Trap placement is important and moving an inactive trap just 10 to 15 feet away may improve catches significantly.


Choosing a Food Bait
. Whole corn is generally the preferred bait because most smaller, non-target birds cannot feed on the large kernels. Other grains, popcorn, sunflower seeds, peas, greens, dried bread, fig bars or peanuts also can be effective if the birds are feeding on similar food. Once a few birds have been trapped, putting different foods in with the birds will show you which bait they prefer.


Prebaiting.
For several days at the beginning of the pigeon trapping program, scatter small quantities of bait in multiple sites to determine the best trap location(s). At each follow-up visit, reduce these feeding areas to the most active sites. Once the birds are feeding, place the traps unset with the door tied or propped open. Scatter bait up to the trap entrance and place bait and water inside (a chicken watering fountain is ideal). Be sure that you place most of the bait inside the traps.

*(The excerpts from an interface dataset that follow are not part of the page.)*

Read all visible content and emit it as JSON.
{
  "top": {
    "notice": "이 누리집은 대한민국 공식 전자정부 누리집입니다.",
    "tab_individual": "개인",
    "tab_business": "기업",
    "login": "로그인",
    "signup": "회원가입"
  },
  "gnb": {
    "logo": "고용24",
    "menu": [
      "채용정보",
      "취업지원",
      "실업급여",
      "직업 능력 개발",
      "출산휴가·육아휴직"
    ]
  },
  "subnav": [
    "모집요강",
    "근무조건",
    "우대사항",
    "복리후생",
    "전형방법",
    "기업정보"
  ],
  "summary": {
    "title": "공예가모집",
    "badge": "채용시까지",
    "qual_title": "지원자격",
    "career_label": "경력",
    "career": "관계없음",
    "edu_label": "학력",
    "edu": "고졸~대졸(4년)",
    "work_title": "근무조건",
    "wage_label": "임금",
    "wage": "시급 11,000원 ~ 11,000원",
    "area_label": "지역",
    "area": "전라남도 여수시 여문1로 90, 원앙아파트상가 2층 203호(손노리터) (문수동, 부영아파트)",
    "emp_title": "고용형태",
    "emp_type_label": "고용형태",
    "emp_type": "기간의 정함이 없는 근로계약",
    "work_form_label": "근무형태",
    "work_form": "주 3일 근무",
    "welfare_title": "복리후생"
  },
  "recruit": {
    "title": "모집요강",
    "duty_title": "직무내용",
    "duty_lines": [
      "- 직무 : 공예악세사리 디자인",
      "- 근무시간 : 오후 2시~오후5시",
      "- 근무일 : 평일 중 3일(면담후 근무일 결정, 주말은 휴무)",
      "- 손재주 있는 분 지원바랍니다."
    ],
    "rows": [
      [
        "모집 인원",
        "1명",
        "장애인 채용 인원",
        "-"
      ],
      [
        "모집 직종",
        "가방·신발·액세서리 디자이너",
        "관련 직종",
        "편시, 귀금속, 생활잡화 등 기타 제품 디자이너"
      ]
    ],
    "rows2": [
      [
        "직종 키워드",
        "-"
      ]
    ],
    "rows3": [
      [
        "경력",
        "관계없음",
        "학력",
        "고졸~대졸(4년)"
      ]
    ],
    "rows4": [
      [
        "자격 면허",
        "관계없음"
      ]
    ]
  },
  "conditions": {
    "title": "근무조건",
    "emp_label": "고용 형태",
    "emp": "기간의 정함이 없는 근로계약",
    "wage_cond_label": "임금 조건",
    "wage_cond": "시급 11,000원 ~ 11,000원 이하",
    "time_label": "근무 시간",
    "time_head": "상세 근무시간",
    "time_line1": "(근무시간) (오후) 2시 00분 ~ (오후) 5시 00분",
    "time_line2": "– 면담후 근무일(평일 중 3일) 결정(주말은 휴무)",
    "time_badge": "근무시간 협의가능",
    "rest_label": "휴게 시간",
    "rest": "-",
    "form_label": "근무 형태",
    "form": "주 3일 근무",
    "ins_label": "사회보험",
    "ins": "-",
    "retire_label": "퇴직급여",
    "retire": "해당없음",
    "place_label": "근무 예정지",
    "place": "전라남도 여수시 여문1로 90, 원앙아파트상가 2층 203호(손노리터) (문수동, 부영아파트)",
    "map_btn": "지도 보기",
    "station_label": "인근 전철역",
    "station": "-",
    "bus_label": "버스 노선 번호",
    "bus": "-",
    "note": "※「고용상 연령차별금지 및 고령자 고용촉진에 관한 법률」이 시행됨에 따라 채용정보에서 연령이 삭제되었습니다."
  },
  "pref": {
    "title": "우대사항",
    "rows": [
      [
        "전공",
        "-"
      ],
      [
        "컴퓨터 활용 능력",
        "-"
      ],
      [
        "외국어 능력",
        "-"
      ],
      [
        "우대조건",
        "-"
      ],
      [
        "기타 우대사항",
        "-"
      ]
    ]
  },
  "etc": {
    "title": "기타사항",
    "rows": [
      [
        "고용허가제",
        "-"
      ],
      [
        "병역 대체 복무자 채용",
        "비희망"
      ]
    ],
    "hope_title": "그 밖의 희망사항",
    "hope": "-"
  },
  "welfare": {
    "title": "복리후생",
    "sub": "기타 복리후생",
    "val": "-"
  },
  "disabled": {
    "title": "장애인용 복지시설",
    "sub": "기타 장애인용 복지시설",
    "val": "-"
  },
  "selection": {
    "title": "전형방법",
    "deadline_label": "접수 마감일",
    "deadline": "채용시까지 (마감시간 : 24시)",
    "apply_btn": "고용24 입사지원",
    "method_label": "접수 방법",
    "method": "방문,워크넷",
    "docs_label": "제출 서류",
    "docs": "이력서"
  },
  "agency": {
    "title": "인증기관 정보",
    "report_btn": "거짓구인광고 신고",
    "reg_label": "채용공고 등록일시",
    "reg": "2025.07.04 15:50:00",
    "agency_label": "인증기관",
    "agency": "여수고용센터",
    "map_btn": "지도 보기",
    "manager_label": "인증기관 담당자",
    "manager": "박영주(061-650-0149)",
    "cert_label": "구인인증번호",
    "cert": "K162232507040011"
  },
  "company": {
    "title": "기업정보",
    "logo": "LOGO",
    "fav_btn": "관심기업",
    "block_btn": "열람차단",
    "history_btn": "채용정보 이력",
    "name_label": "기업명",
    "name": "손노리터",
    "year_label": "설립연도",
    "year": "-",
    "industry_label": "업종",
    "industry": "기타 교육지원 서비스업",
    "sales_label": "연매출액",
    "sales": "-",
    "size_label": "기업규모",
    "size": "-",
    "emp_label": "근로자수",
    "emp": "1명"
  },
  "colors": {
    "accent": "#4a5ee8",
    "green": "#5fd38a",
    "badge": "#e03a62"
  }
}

Set the Traps. Once the pigeons have gotten used to the unset traps and are calmly entering them to feed (this could take a week), untie the doors and set the traps. After you’ve trapped some pigeons, leave one or two live “decoy” birds in the trap to draw other birds in. Remove all other trapped birds regularly. Otherwise, other pigeons will be scared off by too many fluttering, trapped pigeons in the trap. Try to keep a low profile when checking and emptying traps. A typical trapping program is at least three service visits a week for at least eight weeks. If trap shyness develops, leave traps open for two to three days and then reset again for four to five days.

Since pigeons can fly great distances and find their way home, trap and release is not a good idea as part of the program. In most cases, trapped birds should be humanely destroyed. Release any non-target birds.


Indoor Trapping.
Sometimes indoor roosting sites can be used as a giant trap. Pigeons often use attics, rooftop elevator houses or empty floors of poorly maintained structures as nest and roost sites. By screening all but one or two entrances, these areas can be made into a giant trap. Late in the evening (after about a two-week acclimation period), these last entrances can be closed off after the pigeons have settled down for the night. The trapped birds can then be captured by hand or with a hand net, or even regular pigeon traps.

 

Editor’s note: Regulations on trapping pigeons vary from state to state. Consult your state or federal fish and wildlife office before you begin a trapping program.

 


The authors are co-owners of Pinto & Associates, Mechanicsville, Md.